Over the years since its conception in 2003, the archive has been the focus of several articles, interviews and online discussions. In these Dorothee Richter and myself, as co-initiators and organisers of the archive, have often found ourselves discussing the issues of access to documentation of practice in relation to contemporary art curating, its fragmented history and possible futures.
It is perhaps interesting for your readers to have a look at some of these, as they form a background to my answers to the specialist questions you have addressed to us.
Critical Curating – A discussion hosted by Discordia, with contributions from Stella Rollig, Ryan Griffiths, Geert Lovink, Paula Roush & Aileen Derieg, 2003
Curating is Not Enough - An interview with Simona Nastac
Idea – arts+society – #21, 2005.
On Independent Curating - an online conversation between Cecilia Canziani, Benedetta di Loreto, Daniele Balit (curating.it), A Constructed World, Barnaby Drabble and Dorothee Ritcher (Curating Degree Zero Archive), 2007
17th Session : By definition, an archive only exists by being used. Here, it depends on its exhibition, which definition itself is extended to symposium, debate, etc. The archive therefore both documents and exists through independent curatorial practices.
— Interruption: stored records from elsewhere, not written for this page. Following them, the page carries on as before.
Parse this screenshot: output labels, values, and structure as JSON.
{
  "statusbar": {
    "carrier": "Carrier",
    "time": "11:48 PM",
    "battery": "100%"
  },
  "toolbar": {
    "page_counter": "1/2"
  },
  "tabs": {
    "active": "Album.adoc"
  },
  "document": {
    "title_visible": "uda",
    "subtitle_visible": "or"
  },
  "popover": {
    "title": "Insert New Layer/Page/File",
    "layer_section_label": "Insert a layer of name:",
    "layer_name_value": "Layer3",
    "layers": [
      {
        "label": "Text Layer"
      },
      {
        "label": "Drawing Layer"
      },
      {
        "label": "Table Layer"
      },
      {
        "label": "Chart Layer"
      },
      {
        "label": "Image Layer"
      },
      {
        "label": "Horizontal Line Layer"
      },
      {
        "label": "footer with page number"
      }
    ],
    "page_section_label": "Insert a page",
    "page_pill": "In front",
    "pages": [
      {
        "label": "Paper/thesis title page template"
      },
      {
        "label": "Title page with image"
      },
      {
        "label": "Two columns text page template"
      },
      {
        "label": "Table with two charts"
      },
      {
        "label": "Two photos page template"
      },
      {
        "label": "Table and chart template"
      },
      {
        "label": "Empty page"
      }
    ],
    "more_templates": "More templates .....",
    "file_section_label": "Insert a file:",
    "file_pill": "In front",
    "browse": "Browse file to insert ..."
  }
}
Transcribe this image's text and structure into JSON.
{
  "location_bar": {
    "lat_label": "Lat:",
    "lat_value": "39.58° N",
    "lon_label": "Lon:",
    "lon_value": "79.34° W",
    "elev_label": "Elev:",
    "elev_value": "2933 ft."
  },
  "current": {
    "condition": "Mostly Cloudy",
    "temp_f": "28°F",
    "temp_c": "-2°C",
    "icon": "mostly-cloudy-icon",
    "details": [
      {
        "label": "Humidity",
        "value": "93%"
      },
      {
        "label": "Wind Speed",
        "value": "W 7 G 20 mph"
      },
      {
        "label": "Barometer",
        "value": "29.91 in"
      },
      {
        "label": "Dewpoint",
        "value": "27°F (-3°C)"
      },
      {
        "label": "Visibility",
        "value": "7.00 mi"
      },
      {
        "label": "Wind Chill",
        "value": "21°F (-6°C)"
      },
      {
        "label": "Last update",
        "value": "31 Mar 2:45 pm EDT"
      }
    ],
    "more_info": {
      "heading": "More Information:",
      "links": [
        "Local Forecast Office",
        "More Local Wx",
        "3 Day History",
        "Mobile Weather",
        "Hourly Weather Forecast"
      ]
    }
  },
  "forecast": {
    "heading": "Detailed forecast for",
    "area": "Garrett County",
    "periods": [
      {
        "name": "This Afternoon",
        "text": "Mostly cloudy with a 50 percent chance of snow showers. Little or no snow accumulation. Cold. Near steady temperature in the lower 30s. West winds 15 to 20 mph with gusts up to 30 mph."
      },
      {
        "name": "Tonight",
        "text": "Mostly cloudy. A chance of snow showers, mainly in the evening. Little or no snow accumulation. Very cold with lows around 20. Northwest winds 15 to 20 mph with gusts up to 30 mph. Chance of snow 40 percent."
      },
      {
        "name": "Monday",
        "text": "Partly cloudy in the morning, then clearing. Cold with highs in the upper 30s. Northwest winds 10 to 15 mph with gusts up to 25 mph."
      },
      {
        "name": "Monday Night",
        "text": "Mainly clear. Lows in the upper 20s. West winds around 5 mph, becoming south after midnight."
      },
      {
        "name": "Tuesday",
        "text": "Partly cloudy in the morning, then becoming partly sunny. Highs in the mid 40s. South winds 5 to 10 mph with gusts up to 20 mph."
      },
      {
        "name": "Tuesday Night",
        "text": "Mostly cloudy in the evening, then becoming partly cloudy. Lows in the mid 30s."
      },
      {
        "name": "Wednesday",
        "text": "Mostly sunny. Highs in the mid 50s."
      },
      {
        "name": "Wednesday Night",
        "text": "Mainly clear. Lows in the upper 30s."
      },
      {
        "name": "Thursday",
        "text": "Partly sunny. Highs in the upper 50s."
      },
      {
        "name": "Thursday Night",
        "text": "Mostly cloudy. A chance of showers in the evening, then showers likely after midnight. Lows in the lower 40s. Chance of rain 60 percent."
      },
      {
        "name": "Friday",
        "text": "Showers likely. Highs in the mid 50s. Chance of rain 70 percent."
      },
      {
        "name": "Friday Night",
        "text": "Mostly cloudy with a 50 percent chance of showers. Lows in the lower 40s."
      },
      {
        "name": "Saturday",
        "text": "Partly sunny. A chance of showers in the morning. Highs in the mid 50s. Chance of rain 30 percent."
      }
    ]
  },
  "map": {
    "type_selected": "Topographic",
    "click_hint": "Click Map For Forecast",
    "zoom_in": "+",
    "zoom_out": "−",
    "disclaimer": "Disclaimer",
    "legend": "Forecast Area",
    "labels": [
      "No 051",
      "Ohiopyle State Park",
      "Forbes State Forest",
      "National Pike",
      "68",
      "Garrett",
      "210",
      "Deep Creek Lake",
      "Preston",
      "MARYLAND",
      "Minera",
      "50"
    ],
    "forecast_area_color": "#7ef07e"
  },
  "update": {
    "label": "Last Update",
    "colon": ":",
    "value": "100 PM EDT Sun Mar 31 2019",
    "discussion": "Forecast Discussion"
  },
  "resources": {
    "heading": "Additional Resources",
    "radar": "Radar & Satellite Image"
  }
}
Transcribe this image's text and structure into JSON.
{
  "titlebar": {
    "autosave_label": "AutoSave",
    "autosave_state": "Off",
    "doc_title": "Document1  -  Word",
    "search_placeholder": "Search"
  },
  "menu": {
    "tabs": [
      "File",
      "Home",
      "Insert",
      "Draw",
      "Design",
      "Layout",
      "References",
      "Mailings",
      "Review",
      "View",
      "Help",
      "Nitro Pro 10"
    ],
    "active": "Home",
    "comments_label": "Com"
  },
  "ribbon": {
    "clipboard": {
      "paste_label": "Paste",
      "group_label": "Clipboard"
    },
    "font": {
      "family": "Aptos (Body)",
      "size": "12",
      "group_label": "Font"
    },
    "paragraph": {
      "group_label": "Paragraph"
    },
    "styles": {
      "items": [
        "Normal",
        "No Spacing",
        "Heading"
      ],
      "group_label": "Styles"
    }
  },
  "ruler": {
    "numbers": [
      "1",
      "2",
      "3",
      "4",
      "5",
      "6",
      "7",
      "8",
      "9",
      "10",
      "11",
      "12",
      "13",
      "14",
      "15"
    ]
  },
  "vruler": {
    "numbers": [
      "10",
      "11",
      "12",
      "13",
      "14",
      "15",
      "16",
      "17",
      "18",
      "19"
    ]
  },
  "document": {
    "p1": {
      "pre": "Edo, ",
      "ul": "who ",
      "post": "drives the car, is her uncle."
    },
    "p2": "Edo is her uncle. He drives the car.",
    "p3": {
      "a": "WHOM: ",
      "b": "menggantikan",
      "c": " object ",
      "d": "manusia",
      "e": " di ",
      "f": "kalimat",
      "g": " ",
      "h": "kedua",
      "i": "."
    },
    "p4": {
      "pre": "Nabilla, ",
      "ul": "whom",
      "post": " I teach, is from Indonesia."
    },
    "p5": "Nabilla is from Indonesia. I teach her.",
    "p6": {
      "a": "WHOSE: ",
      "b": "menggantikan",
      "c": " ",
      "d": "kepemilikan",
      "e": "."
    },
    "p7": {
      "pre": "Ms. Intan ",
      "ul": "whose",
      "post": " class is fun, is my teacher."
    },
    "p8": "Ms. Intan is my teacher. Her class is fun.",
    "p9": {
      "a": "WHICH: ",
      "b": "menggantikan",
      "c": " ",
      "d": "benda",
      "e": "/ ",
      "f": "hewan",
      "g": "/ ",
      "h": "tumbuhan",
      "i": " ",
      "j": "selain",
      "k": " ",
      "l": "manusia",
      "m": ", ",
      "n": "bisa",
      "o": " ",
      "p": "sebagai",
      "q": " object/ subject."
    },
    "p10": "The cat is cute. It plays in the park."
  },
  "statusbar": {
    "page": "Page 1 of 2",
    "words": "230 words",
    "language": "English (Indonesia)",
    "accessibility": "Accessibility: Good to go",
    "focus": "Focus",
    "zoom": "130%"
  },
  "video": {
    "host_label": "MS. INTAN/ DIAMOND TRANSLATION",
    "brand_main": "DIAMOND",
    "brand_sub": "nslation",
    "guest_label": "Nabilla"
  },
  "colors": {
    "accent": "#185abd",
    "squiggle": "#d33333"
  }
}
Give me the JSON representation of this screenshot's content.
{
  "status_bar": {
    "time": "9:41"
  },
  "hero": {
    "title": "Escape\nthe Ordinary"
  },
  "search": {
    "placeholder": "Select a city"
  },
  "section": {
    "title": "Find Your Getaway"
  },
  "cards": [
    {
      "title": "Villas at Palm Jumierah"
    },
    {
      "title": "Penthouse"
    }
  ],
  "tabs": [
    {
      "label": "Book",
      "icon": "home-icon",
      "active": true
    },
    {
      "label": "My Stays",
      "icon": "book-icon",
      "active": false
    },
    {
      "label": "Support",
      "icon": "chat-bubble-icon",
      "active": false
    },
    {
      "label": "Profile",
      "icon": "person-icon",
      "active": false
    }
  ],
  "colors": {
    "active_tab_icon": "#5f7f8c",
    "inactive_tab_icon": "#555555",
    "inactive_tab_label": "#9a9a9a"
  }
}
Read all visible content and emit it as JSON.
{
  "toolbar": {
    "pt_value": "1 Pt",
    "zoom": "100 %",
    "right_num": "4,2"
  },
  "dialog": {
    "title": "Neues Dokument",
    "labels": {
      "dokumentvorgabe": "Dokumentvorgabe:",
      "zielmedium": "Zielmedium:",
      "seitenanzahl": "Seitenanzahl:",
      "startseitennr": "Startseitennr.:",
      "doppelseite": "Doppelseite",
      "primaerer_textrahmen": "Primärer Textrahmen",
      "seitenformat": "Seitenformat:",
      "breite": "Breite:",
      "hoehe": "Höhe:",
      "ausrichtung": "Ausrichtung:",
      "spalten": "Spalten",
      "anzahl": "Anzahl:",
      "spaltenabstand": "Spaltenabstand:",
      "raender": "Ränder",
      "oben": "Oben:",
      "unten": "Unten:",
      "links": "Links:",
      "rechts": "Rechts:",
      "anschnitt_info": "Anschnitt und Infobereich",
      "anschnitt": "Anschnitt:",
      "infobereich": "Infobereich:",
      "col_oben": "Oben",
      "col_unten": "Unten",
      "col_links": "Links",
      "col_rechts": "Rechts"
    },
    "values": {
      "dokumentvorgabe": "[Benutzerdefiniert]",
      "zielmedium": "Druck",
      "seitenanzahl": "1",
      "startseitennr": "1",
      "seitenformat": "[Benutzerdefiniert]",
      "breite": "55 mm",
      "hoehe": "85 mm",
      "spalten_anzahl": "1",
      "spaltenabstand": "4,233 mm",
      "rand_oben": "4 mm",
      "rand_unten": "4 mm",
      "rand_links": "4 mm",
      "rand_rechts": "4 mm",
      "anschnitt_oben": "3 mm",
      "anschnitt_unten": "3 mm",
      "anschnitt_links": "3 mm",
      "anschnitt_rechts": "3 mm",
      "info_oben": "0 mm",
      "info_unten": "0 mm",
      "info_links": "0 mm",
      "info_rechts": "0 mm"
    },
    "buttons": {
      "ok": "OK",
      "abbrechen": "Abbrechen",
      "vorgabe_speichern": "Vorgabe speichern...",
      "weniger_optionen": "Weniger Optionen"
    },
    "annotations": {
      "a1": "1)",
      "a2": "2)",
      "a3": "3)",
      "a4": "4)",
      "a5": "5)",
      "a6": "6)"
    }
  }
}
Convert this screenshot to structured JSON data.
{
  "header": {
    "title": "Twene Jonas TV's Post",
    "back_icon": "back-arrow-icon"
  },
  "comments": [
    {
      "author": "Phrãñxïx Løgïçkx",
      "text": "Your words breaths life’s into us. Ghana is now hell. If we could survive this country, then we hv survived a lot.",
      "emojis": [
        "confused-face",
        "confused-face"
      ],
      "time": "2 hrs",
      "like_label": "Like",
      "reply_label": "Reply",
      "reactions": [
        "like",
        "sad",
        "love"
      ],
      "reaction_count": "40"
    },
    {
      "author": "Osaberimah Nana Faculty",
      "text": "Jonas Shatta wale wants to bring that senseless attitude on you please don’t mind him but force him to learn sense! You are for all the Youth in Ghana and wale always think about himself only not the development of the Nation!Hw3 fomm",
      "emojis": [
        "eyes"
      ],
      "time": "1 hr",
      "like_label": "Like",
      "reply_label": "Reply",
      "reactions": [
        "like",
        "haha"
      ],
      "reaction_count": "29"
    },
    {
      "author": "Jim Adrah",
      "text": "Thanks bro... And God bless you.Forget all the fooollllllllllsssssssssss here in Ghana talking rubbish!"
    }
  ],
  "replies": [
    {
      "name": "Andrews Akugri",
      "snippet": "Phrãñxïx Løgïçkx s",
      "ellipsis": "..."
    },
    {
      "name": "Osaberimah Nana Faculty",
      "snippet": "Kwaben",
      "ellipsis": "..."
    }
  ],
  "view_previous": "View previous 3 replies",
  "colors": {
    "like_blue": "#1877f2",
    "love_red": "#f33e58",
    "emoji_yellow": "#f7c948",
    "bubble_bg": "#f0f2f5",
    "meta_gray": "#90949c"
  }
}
How did you foresee this entanglement ?
Barnaby Drabble : I like the idea that ‘an archive only exists by being used’ but fear that traditionally the connection between archives and their use value is more tenuous than you claim. The scientific impulse of the archivist is one of gathering knowledge within particular criteria. This is usually data of a particular type, often records, images, or documents. Traditionally the value of such archives is understood in relation to their thoroughness, continuity and completeness ; which can be understood more as internal characteristics than those we might define as use-oriented. The setting of criteria is of extremely high importance in archiving practice. If these are vague the archivist’s work becomes difficult, as they are too frequently confronted with the question of whether something belongs in the archive or not. Traditionally then, once criteria have been set archiving is an administrative mode, less about knowledge production or mediation than about knowledge retention. For the most part, archives are created and sustained in the imagination of future use, rather than existing through their use as you propose.
Read the interview
Barnaby Drabble, independant curator, based in Zurich and Edimburg.